Task directions —
From the entries underneath, give the number of lines holding the word "видите", without any other words.

Dataset —
§

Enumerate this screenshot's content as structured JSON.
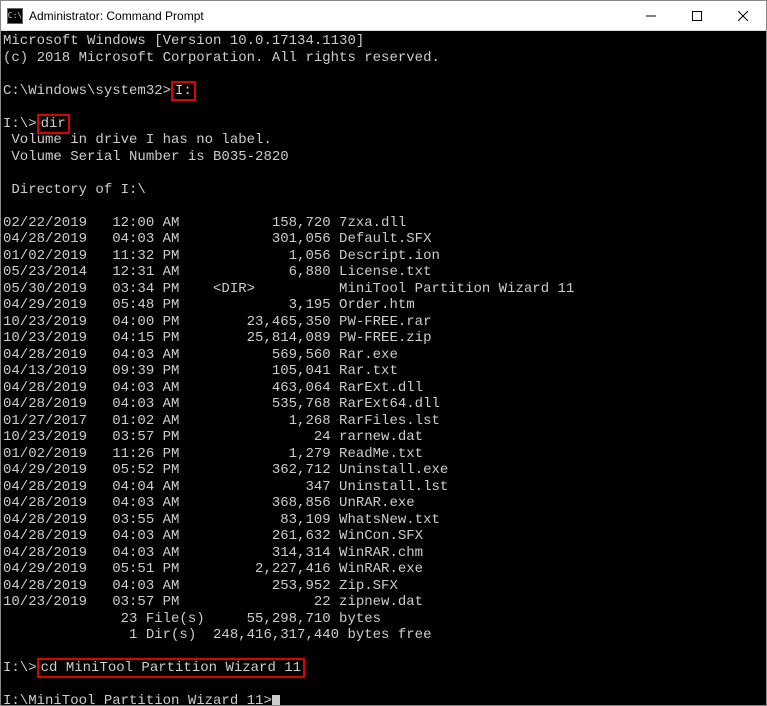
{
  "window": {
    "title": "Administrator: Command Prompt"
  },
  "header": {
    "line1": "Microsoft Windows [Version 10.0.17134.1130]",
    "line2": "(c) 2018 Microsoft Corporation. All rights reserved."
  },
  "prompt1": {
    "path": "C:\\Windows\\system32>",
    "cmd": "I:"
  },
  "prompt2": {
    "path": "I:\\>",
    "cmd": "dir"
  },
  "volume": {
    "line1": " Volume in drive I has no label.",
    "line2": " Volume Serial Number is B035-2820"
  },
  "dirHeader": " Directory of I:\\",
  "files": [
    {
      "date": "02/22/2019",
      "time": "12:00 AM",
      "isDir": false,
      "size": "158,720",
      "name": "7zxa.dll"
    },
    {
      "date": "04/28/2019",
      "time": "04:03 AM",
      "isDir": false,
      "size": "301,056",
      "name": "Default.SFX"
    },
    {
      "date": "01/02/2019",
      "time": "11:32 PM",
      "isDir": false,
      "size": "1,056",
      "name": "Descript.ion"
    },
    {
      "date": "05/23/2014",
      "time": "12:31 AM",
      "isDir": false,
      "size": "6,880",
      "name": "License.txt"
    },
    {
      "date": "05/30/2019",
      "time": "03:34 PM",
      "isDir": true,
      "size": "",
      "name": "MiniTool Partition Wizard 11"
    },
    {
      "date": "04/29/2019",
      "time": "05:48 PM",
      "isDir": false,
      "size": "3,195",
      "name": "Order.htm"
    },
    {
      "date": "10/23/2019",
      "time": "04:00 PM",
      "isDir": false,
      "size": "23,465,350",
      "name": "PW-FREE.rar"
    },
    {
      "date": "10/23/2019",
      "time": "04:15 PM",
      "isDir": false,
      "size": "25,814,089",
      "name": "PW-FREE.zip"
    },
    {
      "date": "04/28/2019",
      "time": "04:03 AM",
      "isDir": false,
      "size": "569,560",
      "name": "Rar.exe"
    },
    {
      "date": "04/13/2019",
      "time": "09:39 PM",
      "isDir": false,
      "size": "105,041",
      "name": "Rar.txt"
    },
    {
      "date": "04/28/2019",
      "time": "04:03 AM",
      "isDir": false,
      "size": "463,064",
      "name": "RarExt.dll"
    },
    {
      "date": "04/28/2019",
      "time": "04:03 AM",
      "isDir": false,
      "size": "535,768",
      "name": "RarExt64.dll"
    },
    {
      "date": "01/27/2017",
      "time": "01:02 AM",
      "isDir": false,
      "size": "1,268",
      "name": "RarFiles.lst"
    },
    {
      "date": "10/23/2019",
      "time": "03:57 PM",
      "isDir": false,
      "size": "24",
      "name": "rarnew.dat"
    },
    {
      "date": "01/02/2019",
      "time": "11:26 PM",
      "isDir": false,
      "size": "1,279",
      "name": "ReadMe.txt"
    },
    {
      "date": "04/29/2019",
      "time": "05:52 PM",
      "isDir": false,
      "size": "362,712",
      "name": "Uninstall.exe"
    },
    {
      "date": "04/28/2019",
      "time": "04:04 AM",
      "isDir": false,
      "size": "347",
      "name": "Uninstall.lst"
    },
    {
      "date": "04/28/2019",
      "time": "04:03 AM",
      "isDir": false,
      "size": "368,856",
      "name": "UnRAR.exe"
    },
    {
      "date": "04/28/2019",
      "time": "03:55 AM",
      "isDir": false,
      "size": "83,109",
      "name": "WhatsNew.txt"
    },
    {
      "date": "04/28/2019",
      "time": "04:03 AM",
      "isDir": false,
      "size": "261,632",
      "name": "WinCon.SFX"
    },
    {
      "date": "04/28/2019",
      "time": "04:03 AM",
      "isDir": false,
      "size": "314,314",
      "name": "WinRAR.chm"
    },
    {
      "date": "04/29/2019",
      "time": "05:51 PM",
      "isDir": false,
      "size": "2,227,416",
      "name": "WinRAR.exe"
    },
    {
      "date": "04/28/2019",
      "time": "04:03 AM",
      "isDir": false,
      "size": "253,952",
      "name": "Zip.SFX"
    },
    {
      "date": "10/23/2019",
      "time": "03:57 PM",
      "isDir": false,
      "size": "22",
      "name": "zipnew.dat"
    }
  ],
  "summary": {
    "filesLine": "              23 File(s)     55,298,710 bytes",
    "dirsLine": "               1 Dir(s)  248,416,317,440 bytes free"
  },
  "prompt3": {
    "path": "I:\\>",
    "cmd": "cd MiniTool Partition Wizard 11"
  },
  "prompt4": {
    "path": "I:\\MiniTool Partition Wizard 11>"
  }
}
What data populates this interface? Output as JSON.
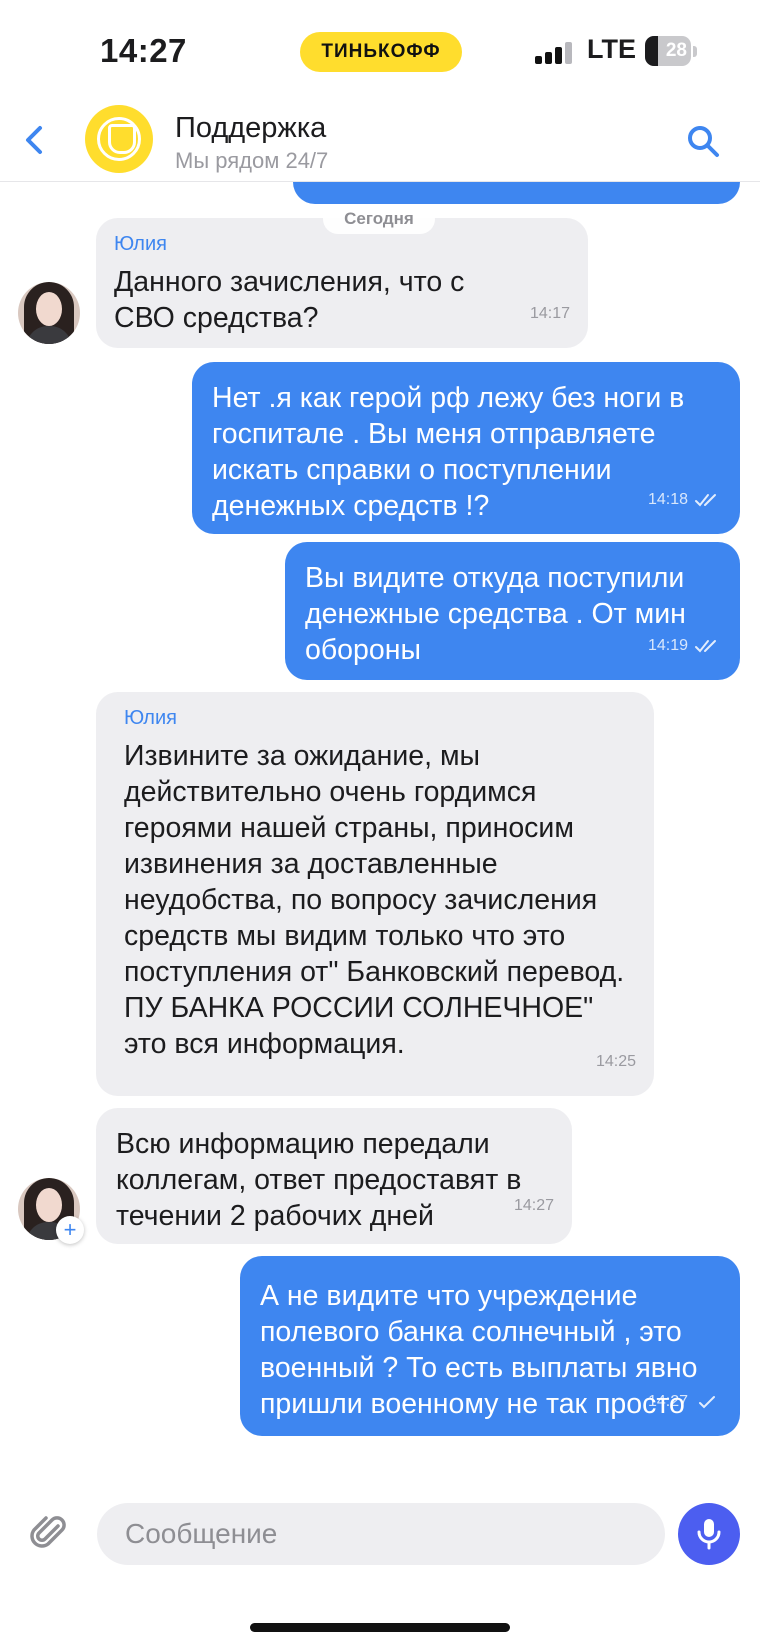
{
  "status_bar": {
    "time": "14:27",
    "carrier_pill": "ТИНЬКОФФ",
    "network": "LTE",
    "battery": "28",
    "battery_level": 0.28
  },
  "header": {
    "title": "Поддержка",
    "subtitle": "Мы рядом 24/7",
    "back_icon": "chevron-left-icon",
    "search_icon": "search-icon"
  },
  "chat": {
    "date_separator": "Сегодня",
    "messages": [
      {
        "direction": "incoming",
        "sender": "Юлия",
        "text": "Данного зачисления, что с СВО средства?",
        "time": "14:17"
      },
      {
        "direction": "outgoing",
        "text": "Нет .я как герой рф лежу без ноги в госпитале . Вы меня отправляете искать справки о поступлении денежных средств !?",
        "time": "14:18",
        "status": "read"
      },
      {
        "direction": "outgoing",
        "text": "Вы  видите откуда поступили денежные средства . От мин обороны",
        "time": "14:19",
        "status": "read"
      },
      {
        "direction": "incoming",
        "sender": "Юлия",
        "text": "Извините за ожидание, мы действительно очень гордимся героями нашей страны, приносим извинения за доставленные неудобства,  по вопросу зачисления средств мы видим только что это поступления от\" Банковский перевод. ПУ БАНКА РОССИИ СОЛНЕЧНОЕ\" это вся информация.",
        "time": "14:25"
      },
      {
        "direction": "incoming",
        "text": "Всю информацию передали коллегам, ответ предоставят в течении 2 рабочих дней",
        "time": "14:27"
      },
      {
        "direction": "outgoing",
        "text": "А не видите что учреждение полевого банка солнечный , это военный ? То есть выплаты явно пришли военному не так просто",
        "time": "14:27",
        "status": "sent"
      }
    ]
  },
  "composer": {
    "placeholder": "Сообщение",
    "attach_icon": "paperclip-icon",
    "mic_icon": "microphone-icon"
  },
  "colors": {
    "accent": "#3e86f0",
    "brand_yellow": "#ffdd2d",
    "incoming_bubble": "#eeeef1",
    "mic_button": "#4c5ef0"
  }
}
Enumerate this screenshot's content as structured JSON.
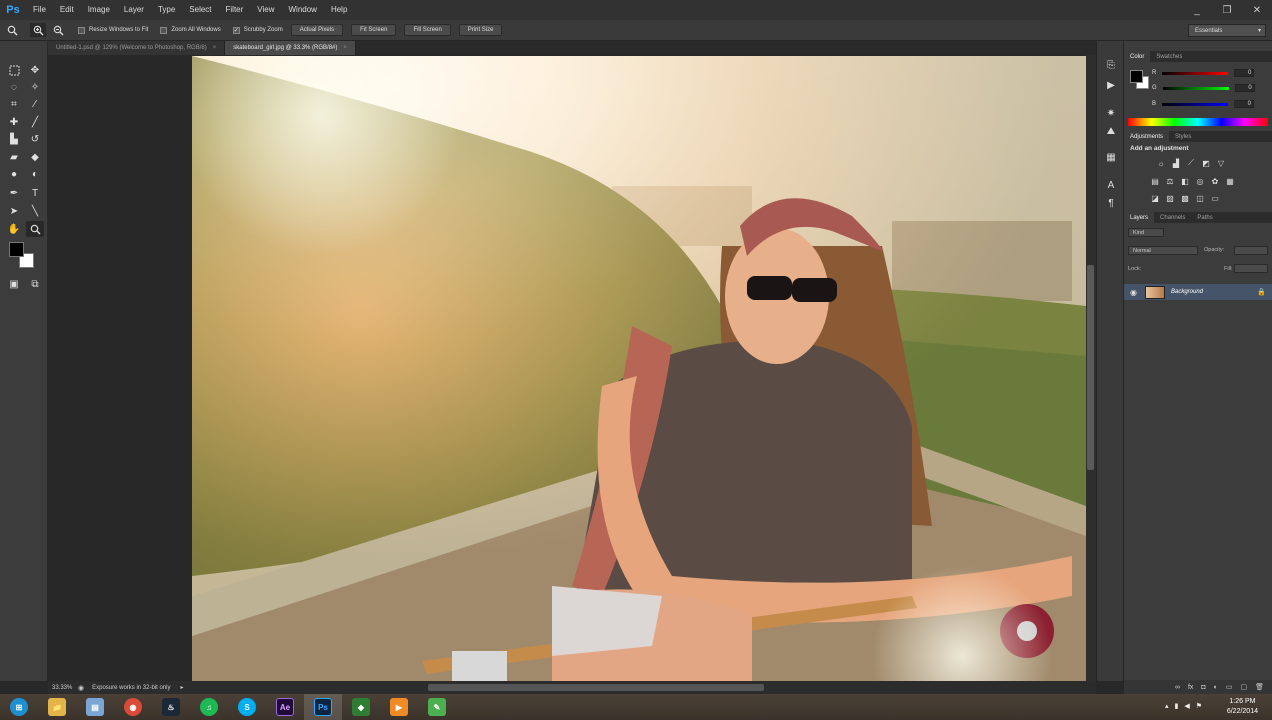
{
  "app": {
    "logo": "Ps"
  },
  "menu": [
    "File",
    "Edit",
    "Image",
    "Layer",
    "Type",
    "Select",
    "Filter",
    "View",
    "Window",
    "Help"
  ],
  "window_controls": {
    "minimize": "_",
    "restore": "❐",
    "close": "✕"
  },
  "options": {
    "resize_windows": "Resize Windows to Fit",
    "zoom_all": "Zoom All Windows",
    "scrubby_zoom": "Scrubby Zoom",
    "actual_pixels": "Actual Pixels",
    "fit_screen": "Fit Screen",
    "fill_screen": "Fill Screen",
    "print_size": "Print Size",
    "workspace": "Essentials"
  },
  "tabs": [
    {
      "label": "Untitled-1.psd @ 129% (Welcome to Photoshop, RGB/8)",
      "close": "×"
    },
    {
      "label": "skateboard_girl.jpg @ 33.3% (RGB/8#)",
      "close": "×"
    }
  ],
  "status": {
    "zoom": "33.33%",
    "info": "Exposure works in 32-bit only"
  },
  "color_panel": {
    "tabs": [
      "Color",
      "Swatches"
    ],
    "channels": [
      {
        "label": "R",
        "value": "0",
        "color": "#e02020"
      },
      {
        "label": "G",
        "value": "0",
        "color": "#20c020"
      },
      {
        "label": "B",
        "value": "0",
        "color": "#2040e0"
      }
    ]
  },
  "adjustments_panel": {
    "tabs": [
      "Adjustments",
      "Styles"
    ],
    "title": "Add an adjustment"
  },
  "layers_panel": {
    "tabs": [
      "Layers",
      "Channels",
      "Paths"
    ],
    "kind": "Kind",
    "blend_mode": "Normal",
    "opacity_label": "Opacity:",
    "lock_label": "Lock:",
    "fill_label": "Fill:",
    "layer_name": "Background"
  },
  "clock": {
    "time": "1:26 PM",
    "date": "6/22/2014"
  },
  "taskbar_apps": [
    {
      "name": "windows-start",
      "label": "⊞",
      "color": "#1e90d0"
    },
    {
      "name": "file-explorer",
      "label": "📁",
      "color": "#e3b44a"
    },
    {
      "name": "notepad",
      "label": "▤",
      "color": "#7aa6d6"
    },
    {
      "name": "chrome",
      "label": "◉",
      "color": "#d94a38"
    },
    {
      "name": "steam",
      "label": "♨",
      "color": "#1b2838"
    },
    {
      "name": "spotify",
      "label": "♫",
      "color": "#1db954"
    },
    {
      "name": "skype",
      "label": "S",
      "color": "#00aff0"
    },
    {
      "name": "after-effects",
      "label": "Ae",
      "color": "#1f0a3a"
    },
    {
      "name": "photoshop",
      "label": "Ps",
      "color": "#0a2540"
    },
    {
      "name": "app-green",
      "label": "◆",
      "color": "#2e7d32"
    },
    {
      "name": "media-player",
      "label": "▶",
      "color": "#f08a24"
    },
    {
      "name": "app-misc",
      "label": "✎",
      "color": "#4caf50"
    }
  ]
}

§

Expected answer —
2